If you enjoy a quieter, less crowded grandstand that’s a little further from the heart of the action, then this is the best choice. The sea view to the left is a nice touch too. The atmosphere here isn’t great though, and if you want an energetic and electrifying day at the circuit surrounded by like-minded people, don’t choose this grandstand.

Most of the food and drink stalls, along with the main F1 Fanzone, are a long walk away. C is the most isolated grandstand at Monaco.  

Grandstand / Tribune A1

 For some guaranteed viewing of the first lap chaos, the A1 grandstand is a good choice. This testing uphill right-hander really challenges the drivers, and a seat overlooking this means you are in the prime position for possibly the most incident-prone area at Monaco.

 A low fence here means there is great visibility, and the lucky people who grab some tickets for the upper rows are treated with an additional view of Tabac corner and the Harbour in the distance. This mid-budget grandstand is close to all the main amenities and there are toilets nearby.

The main drawback is that there is no big screen here, so you may feel out of the loop at times, confined to your single corner vantage point. Still, it overlooks one of the most exciting parts of the race, so should definitely be considered.

Rocher General Admission 

The general admission area at Monaco is vast, and has some spots so good that you won’t quite believe you paid so little for. For the fortunate ones, a view that surpasses what even the most expensive grandstands have to offer is up for grabs.

On the other hand, some of the vantage points are so terribly bad that fans from previous years have demanded refunds, claiming it wasn’t even worth making the trip to Monaco. 

The area extends all along the waterfront right up until the exit of the Anthony Noghes corner, and beyond, to the lower end of the grid and also the pit entrance. A big screen is visible too, meaning you dont have to worry about missing the other parts of the race.

Amenities are on hand, with the odd food/drink stall dotted around, but expect long waiting times. There are toilets too but these will be heavily congested.

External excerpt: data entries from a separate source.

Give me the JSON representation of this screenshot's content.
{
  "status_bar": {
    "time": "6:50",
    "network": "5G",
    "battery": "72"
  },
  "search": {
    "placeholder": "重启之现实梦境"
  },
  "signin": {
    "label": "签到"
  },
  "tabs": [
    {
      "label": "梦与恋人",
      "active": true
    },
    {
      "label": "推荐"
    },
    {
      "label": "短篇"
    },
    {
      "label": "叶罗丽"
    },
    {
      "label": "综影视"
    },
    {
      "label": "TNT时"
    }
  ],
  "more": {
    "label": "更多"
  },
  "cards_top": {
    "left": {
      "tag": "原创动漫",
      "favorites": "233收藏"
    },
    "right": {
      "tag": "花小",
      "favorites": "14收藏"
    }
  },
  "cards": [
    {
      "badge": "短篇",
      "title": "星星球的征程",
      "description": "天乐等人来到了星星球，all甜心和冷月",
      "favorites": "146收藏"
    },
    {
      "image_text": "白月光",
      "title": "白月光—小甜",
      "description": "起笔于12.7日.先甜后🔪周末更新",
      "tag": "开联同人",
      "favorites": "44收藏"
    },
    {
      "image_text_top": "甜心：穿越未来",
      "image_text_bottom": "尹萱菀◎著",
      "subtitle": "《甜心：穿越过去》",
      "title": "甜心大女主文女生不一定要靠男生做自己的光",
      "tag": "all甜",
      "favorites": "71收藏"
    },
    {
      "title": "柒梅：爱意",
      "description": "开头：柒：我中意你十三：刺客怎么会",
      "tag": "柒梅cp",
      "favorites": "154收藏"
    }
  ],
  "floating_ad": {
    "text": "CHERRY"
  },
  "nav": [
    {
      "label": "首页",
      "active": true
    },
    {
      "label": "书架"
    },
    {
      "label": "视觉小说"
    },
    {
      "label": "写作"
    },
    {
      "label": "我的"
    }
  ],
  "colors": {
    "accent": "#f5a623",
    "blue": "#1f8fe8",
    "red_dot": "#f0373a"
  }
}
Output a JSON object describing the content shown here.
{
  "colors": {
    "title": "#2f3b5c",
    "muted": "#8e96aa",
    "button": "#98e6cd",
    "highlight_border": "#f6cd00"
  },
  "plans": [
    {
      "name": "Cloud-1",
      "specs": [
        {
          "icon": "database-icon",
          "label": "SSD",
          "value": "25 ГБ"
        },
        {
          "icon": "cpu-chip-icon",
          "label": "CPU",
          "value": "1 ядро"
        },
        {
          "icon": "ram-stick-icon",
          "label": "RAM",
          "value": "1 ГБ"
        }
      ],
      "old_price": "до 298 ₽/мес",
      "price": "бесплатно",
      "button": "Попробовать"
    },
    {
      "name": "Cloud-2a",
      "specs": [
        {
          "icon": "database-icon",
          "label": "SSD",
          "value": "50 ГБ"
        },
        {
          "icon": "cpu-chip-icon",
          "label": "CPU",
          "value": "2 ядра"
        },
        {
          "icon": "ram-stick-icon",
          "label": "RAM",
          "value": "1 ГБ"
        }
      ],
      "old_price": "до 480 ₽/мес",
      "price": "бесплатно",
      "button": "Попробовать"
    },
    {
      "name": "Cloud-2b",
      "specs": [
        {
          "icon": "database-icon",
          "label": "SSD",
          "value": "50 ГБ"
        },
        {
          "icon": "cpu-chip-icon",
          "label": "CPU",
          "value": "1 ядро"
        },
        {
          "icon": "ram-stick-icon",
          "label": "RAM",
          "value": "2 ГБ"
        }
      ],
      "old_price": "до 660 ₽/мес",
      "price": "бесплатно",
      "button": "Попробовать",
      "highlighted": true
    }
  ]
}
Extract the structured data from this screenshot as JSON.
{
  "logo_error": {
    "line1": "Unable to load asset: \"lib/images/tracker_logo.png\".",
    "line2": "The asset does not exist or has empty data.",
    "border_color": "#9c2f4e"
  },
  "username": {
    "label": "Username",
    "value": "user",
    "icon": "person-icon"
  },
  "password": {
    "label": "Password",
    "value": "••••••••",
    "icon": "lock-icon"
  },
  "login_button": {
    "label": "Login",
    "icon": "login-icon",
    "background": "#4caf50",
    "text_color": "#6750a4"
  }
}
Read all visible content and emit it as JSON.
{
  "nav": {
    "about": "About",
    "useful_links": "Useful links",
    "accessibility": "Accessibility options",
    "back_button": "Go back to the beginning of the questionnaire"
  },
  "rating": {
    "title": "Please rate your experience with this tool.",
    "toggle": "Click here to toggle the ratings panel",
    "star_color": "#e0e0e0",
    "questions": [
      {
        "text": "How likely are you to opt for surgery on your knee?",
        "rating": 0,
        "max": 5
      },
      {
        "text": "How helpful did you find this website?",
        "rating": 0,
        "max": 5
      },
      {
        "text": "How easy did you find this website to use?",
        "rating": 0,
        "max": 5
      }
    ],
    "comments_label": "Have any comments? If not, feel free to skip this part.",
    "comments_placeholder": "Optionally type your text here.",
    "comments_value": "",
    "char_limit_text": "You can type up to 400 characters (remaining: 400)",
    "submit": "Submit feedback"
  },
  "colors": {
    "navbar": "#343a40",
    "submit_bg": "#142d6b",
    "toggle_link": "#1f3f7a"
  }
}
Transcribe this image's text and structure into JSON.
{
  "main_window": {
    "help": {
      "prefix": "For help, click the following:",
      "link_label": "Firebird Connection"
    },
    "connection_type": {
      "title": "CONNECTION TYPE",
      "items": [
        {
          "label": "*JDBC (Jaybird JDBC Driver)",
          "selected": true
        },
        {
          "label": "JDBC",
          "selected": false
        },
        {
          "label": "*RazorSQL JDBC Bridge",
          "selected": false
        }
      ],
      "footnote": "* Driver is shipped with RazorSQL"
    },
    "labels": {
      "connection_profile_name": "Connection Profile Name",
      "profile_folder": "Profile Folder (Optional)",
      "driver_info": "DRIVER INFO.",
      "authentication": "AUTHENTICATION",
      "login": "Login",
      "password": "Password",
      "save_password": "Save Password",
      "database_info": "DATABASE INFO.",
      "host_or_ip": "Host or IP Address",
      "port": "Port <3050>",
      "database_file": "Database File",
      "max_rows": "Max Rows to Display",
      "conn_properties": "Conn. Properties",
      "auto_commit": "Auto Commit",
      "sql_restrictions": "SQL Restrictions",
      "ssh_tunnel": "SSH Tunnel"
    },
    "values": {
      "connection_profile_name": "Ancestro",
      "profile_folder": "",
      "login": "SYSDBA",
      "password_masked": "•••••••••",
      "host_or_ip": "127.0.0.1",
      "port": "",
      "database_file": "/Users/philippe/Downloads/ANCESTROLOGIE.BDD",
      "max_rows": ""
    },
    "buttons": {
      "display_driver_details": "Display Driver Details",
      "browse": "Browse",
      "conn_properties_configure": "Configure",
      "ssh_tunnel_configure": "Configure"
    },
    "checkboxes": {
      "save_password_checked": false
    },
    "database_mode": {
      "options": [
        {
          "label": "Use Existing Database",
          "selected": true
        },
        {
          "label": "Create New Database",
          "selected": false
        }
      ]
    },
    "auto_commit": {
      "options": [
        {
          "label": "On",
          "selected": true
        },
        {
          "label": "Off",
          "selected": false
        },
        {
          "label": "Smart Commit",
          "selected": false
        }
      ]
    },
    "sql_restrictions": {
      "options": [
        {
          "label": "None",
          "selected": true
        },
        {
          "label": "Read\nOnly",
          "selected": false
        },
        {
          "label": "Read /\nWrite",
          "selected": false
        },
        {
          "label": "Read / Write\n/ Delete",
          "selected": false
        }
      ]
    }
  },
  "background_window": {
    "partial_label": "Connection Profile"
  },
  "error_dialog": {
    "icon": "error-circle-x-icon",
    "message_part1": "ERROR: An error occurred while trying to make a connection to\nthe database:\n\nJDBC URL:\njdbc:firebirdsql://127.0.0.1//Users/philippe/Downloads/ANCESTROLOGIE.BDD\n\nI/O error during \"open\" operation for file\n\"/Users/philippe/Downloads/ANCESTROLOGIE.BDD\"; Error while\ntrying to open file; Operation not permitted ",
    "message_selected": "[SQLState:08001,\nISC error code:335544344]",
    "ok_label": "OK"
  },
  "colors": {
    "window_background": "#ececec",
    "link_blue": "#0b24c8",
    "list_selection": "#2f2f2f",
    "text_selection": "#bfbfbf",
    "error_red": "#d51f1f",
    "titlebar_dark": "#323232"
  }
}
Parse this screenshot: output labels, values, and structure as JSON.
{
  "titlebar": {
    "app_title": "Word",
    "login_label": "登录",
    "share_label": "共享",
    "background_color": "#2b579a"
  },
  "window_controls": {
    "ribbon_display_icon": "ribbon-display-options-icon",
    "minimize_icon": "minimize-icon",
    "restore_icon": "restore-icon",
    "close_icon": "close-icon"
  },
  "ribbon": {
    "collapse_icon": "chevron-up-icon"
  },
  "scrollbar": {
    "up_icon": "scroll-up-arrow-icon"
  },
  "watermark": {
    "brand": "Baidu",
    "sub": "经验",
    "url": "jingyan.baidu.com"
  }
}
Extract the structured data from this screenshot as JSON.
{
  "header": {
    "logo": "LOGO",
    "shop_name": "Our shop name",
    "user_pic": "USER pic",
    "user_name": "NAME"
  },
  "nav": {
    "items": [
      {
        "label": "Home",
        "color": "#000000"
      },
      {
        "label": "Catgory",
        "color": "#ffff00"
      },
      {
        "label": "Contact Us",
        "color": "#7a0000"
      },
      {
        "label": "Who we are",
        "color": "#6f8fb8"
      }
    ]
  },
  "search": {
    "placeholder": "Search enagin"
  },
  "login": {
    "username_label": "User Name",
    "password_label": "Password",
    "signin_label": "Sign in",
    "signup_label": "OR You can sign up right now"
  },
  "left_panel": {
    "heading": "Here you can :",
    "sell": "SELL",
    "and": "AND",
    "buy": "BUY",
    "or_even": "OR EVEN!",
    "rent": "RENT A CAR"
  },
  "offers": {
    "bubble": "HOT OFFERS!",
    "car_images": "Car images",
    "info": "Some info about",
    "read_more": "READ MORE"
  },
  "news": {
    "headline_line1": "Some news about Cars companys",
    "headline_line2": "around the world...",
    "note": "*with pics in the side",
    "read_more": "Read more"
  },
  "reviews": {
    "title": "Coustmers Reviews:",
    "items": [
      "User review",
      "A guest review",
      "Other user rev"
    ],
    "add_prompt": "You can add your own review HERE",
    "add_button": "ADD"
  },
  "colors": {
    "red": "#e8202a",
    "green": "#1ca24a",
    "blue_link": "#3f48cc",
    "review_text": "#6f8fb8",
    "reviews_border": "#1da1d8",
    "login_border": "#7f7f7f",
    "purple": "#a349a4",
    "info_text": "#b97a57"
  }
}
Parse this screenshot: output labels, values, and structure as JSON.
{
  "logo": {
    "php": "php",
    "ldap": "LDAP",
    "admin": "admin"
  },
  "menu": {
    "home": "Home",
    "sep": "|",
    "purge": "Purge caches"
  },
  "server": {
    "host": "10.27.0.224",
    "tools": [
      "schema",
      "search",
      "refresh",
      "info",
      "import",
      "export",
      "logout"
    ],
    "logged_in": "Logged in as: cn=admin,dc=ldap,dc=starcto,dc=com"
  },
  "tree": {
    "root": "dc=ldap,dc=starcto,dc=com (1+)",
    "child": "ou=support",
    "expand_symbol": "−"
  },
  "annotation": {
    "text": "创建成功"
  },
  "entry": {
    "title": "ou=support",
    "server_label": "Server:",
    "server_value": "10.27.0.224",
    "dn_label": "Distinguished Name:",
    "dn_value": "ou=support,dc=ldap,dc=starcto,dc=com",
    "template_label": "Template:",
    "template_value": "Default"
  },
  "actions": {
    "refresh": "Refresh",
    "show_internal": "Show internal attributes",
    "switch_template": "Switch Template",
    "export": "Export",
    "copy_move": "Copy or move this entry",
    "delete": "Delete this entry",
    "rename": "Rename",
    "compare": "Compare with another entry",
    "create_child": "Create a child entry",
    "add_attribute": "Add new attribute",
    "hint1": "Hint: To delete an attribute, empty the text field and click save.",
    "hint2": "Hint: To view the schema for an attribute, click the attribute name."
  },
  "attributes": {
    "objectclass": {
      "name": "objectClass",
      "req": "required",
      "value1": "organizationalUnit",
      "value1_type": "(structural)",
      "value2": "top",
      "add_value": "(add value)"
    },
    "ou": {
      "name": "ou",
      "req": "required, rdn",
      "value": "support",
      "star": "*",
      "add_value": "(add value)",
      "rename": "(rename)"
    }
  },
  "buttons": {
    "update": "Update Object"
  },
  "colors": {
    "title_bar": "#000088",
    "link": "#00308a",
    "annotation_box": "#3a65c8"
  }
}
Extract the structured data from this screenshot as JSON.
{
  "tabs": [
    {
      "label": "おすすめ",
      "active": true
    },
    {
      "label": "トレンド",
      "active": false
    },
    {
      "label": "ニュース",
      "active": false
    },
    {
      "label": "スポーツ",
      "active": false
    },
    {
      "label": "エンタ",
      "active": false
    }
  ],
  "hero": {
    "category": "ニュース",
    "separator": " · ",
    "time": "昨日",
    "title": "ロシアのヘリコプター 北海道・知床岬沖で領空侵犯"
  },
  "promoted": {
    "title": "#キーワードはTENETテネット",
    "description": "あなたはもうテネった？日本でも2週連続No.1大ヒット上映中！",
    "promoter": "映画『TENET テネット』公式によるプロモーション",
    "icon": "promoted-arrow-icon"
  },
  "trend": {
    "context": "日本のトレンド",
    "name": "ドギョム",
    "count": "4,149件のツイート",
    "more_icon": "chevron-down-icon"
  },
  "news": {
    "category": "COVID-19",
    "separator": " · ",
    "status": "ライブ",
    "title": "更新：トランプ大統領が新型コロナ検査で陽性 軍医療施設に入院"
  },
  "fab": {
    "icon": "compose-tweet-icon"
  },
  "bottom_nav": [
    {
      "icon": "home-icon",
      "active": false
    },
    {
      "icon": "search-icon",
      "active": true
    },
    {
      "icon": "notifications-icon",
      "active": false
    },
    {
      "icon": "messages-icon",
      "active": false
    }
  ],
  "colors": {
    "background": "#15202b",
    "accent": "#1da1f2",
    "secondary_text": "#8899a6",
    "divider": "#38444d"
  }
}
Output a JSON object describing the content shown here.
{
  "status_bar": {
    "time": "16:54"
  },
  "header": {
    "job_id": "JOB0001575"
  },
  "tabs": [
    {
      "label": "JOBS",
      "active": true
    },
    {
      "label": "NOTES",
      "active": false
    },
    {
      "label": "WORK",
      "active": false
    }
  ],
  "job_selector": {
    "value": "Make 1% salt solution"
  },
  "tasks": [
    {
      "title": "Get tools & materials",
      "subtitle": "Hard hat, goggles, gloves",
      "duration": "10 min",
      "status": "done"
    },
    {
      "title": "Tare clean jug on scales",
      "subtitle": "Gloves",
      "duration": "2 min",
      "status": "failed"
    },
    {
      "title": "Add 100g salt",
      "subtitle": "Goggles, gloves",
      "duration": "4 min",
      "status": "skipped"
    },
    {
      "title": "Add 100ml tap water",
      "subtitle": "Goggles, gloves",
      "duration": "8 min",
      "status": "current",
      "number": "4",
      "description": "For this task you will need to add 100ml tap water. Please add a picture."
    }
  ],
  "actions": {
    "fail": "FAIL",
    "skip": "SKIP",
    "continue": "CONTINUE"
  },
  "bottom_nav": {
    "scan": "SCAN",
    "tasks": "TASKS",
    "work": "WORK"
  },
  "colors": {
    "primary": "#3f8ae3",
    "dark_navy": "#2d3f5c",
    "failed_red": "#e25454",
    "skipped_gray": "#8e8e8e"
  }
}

The best thing about the general admission zone is the great price, so this is a brilliant choice for anyone on a low budget.

 One of the issues with choosing general admission at Monaco is that, if you would like one of the best viewing spots, you have to get up extremely early.

Everyone will be fighting for these spots, so be prepared to feel a bit cranky later in the afternoon if you don’t function well after an early rise. It is also extremely crowded, so you could be in for a long and stressful day out.

Comfort isn’t a priority here either so don’t be surprised to be stood up all day or sitting on a rock. If you do draw the short straw and end up with a bad spot, you may strongly regret choosing general admission in the first place. 

 The early bird beats the worm, and the views will be worth it if you make the effort to get up early, providing some of the best angles at Monaco.

This, along with the phenomenal atmosphere from the die-hard fans who return year on year, ensures your day will be memorable at the very least.